Why Higher Dollar Means Bank of Canada Can Keep Interest Rates Unchanged
The Canadian dollar is on a tear, and some think that a correction is due, but over the longterm the CDN dollar is strong given the nature of the economy. Bank of Canada Governor Mark Carney has noted the trend but also considers it some good news if the Bank of Canada is going to fulfill their pledge to keep interest rates the same for another quarter.
So why is it a good thing that the dollar is high if you’re going to plan to keep interest rates the same?
Simply put, in a global economy the laws of supply and demand hold true for foreign currency trades just anything else. So think about it for a moment: if the interest increase, that means that short term investments will adjust accordingly, and thus investment into Canadian financial instruments look better compared to other countries. As such, you’d find an increase in demand for the CDN currency thereby driving up the price.

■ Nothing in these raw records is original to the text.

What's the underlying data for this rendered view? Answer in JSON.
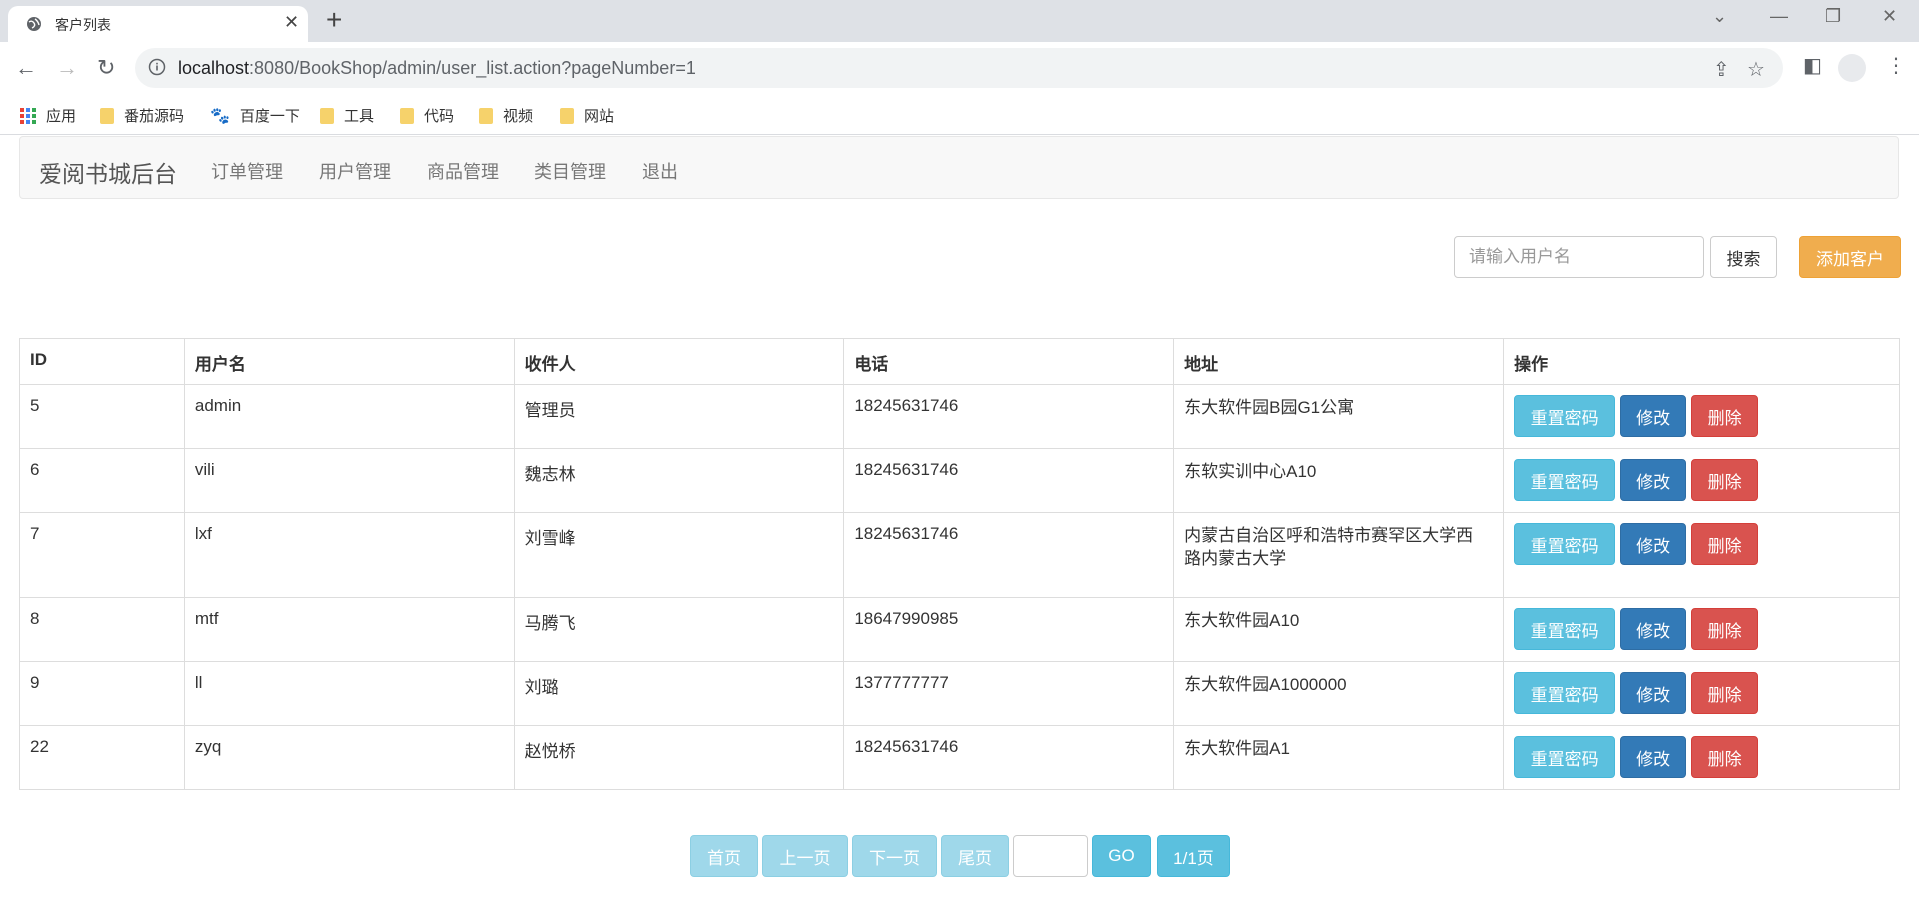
{
  "browser": {
    "tab_title": "客户列表",
    "url_host": "localhost",
    "url_rest": ":8080/BookShop/admin/user_list.action?pageNumber=1",
    "bookmarks": [
      "应用",
      "番茄源码",
      "百度一下",
      "工具",
      "代码",
      "视频",
      "网站"
    ]
  },
  "navbar": {
    "brand": "爱阅书城后台",
    "links": [
      "订单管理",
      "用户管理",
      "商品管理",
      "类目管理",
      "退出"
    ]
  },
  "search": {
    "placeholder": "请输入用户名",
    "button": "搜索",
    "add_button": "添加客户"
  },
  "table": {
    "headers": [
      "ID",
      "用户名",
      "收件人",
      "电话",
      "地址",
      "操作"
    ],
    "rows": [
      {
        "id": "5",
        "username": "admin",
        "recipient": "管理员",
        "phone": "18245631746",
        "address": "东大软件园B园G1公寓"
      },
      {
        "id": "6",
        "username": "vili",
        "recipient": "魏志林",
        "phone": "18245631746",
        "address": "东软实训中心A10"
      },
      {
        "id": "7",
        "username": "lxf",
        "recipient": "刘雪峰",
        "phone": "18245631746",
        "address": "内蒙古自治区呼和浩特市赛罕区大学西路内蒙古大学"
      },
      {
        "id": "8",
        "username": "mtf",
        "recipient": "马腾飞",
        "phone": "18647990985",
        "address": "东大软件园A10"
      },
      {
        "id": "9",
        "username": "ll",
        "recipient": "刘璐",
        "phone": "1377777777",
        "address": "东大软件园A1000000"
      },
      {
        "id": "22",
        "username": "zyq",
        "recipient": "赵悦桥",
        "phone": "18245631746",
        "address": "东大软件园A1"
      }
    ],
    "actions": {
      "reset": "重置密码",
      "edit": "修改",
      "delete": "删除"
    }
  },
  "pagination": {
    "first": "首页",
    "prev": "上一页",
    "next": "下一页",
    "last": "尾页",
    "go": "GO",
    "page_info": "1/1页",
    "page_input_value": ""
  },
  "colors": {
    "info": "#5bc0de",
    "primary": "#337ab7",
    "danger": "#d9534f",
    "warning": "#f0ad4e"
  }
}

If the Canadian dollar is around par with the American Greenback, then keeping the interest rate unchanged won’t cause a short term jump in demand for CDN $. If the bank were to increase interest rates then you’d certainly see a spike in appreciation for the CDN $ vs. the USD $. Canadians would be paying less for American dollars, our exports would be more expensive, but we’d be able to import more.

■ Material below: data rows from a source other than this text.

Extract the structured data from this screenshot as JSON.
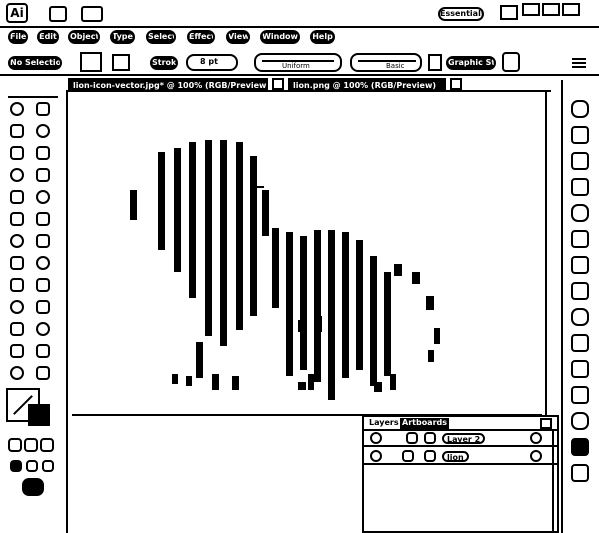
{
  "app": {
    "logo": "Ai",
    "workspace": "Essentials"
  },
  "menu": [
    "File",
    "Edit",
    "Object",
    "Type",
    "Select",
    "Effect",
    "View",
    "Window",
    "Help"
  ],
  "controls": {
    "selection": "No Selection",
    "stroke_label": "Stroke:",
    "stroke_weight": "8 pt",
    "profile": "Uniform",
    "brush": "Basic",
    "style_label": "Graphic Styles"
  },
  "tabs": [
    {
      "label": "lion-icon-vector.jpg* @ 100% (RGB/Preview)"
    },
    {
      "label": "lion.png @ 100% (RGB/Preview)"
    }
  ],
  "layers_panel": {
    "tabs": [
      "Layers",
      "Artboards"
    ],
    "rows": [
      {
        "name": "Layer 2"
      },
      {
        "name": "lion"
      }
    ]
  },
  "icons": {
    "tools": [
      "selection-icon",
      "direct-selection-icon",
      "magic-wand-icon",
      "lasso-icon",
      "pen-icon",
      "type-icon",
      "line-icon",
      "rectangle-icon",
      "paintbrush-icon",
      "pencil-icon",
      "blob-brush-icon",
      "eraser-icon",
      "rotate-icon",
      "scale-icon",
      "warp-icon",
      "free-transform-icon",
      "symbol-sprayer-icon",
      "column-graph-icon",
      "mesh-icon",
      "gradient-icon",
      "eyedropper-icon",
      "blend-icon",
      "live-paint-icon",
      "slice-icon",
      "hand-icon",
      "zoom-icon"
    ],
    "dock": [
      "color-icon",
      "color-guide-icon",
      "swatches-icon",
      "brushes-icon",
      "symbols-icon",
      "stroke-icon",
      "gradient-icon",
      "transparency-icon",
      "appearance-icon",
      "graphic-styles-icon",
      "transform-icon",
      "align-icon",
      "pathfinder-icon",
      "layers-icon",
      "artboards-icon"
    ]
  }
}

So as it stands the Bank of Canada doesn’t mind the higher dollar as it gives another strong reason why they can keep the interest rate unchanged for at least another quarter.
Today inflation data was released and it showed that inflation (a number that measures the overall change in a ‘basket’ of good) has increased beyond the 2% target of the Bank.
What does that mean and why does that increase inflation? To put simply (in theory), when prices increase that means you need MORE cash to buy the same thing. Thus you will demand (domestically and those abroad buying here) MORE cash. Increase in demand reduces supply of domestic currency and as such an appreciation occurs in the short term.
Now, that may be in the very short term, however, what happens if the price index goes up too much? 2% is the target for the Bank, since it’s above that means prices are increasing rapidly. The economy may be growing to fast essentially. Big purchases like houses may need a cool off. How would you do that? Simply increasing interest rates. But wouldn’t that appreciate the currency? Yes!
So now we have a conundrum. If the bank increases interest rates to slow down inflation and prevent the economy from growing bigger than can be sustained then the currency will appreciate. If they don’ move the currency stays the same, and then the economy grows at a faster rate (while keeping the export sector a bit happier).